─── Data supplied

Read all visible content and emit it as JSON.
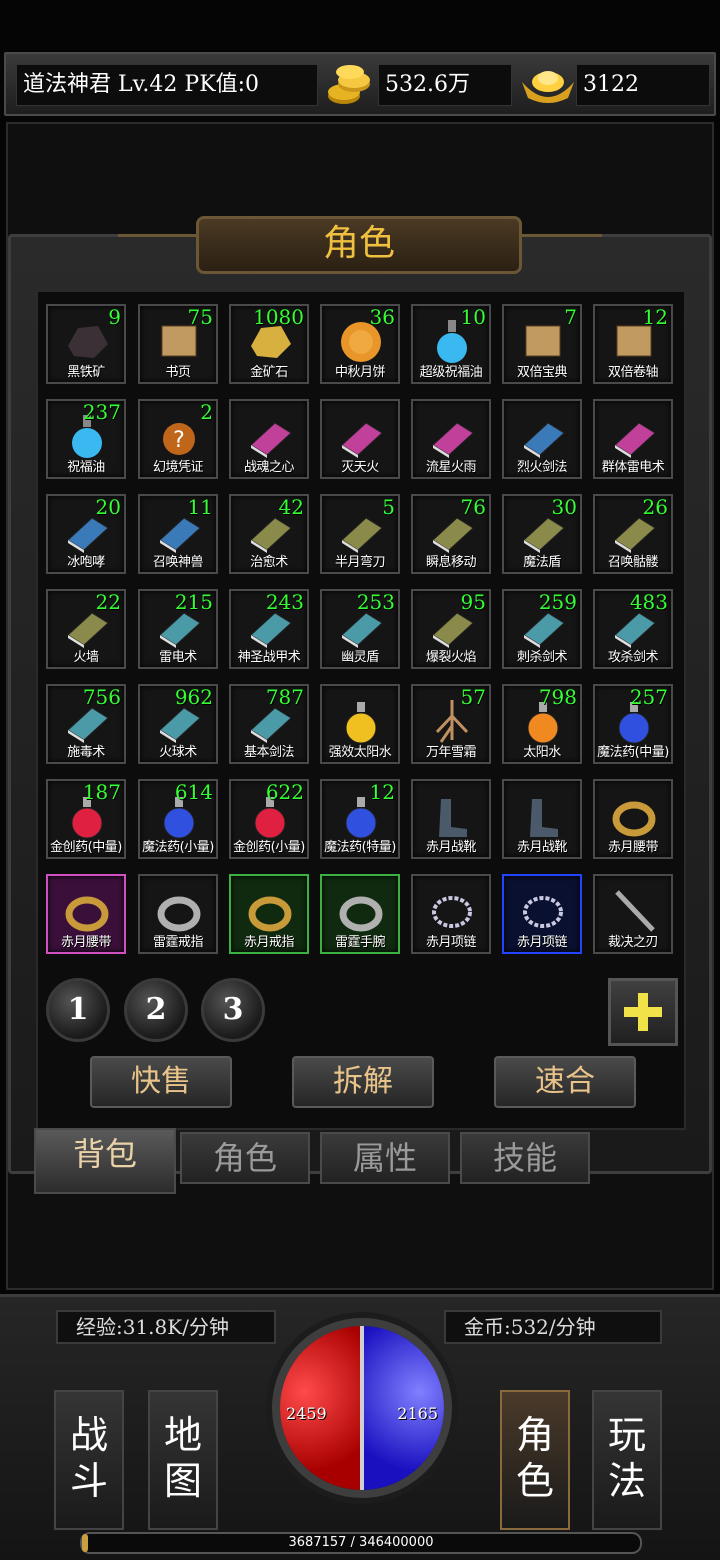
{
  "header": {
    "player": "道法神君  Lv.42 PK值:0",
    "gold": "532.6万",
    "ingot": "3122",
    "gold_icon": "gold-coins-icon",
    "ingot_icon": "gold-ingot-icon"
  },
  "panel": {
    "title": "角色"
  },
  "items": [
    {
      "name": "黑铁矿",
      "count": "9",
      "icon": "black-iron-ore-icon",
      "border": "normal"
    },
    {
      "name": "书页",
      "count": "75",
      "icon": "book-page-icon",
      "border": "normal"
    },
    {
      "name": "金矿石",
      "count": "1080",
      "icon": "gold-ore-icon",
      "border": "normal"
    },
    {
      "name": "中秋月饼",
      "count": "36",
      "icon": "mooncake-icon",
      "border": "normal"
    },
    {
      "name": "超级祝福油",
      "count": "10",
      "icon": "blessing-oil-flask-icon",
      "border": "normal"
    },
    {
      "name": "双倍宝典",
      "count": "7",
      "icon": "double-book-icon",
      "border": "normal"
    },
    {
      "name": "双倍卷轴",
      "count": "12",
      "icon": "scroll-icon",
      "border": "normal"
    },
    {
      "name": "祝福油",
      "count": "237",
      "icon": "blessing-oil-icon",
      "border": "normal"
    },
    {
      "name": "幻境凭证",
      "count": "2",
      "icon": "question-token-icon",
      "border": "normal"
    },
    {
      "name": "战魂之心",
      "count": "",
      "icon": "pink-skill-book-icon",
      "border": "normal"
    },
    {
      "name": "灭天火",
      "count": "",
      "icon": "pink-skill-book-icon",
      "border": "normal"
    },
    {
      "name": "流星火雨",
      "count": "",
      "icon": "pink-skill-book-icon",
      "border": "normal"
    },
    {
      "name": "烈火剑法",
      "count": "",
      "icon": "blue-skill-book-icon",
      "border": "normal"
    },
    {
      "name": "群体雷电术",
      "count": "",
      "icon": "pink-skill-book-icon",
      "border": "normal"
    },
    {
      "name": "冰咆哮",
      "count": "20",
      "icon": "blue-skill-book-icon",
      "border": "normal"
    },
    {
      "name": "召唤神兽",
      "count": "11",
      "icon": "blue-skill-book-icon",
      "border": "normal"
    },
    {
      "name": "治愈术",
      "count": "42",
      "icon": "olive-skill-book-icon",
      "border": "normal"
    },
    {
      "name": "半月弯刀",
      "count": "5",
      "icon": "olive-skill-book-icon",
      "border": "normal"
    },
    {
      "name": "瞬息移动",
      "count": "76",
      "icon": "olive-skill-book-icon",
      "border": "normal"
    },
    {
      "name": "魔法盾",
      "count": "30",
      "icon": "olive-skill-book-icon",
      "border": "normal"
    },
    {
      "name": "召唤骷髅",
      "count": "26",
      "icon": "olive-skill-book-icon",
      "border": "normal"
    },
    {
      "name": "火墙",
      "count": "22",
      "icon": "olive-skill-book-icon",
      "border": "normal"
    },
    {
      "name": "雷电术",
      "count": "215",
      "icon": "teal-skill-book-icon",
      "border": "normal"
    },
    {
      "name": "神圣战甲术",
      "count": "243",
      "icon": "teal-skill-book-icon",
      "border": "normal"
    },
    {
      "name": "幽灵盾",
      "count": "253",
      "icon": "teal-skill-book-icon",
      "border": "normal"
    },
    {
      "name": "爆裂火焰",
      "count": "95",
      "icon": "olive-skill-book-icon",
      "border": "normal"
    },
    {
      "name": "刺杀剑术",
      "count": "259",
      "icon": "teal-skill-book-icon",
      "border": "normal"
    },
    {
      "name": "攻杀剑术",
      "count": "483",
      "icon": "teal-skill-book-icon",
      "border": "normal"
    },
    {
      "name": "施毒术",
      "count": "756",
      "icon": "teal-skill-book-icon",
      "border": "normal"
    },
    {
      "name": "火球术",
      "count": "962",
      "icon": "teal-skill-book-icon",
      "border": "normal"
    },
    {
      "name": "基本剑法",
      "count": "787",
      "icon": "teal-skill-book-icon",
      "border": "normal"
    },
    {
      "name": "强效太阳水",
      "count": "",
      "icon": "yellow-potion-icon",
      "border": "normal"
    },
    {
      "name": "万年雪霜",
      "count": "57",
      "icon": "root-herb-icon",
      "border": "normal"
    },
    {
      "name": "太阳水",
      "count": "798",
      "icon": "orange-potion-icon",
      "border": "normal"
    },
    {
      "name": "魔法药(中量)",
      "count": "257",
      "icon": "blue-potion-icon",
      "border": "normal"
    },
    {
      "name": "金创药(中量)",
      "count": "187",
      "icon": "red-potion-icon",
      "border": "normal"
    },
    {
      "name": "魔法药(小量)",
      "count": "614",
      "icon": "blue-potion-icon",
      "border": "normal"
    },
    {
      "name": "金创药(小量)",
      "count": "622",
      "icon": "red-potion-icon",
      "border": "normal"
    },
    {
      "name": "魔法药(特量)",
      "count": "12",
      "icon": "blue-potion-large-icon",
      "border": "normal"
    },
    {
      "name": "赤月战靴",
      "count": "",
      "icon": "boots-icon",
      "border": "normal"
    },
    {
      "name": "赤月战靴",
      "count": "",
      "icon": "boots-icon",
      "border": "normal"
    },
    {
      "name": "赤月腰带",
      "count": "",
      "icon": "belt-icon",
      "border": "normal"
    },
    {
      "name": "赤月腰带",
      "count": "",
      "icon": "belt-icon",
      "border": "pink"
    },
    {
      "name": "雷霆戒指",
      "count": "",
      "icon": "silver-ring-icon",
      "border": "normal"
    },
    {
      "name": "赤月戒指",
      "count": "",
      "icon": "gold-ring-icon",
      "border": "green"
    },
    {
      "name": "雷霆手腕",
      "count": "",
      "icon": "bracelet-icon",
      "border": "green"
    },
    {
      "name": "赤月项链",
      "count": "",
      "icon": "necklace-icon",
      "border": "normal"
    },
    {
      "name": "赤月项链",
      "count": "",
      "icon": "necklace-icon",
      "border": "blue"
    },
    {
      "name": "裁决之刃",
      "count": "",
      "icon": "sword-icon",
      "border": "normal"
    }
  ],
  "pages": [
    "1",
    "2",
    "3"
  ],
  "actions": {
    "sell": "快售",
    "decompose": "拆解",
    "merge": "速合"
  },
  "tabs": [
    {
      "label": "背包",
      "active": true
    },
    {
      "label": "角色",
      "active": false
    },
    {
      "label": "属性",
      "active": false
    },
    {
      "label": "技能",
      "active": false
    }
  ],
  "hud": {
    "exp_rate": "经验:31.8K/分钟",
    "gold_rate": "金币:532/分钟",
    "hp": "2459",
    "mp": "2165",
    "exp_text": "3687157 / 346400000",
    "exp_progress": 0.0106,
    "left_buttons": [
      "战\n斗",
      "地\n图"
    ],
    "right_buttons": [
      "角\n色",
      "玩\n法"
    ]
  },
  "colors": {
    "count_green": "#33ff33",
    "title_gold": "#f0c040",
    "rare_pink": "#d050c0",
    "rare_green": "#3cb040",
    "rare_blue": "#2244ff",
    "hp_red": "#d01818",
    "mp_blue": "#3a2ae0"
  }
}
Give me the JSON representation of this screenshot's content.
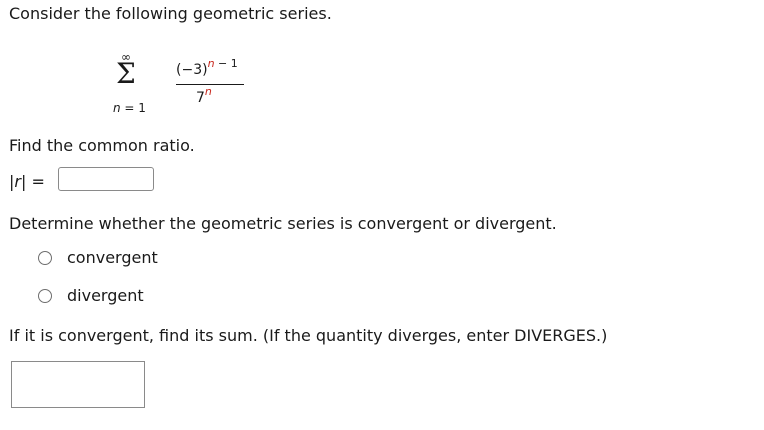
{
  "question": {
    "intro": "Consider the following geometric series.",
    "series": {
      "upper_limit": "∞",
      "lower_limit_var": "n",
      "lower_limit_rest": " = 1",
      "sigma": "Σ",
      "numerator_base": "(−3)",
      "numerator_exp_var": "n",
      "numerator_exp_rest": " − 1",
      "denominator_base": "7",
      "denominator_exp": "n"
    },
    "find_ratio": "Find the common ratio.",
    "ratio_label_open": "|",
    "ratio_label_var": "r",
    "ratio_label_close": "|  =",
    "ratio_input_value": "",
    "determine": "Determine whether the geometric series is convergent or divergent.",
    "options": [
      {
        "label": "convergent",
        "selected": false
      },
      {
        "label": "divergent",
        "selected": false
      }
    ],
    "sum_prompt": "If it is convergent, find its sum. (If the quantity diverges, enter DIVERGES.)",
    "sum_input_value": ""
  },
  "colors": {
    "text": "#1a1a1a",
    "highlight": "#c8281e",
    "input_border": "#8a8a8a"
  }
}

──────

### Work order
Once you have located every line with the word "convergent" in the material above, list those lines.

### Answer to this problem
    "determine": "Determine whether the geometric series is convergent or divergent.",
        "label": "convergent",
    "sum_prompt": "If it is convergent, find its sum. (If the quantity diverges, enter DIVERGES.)",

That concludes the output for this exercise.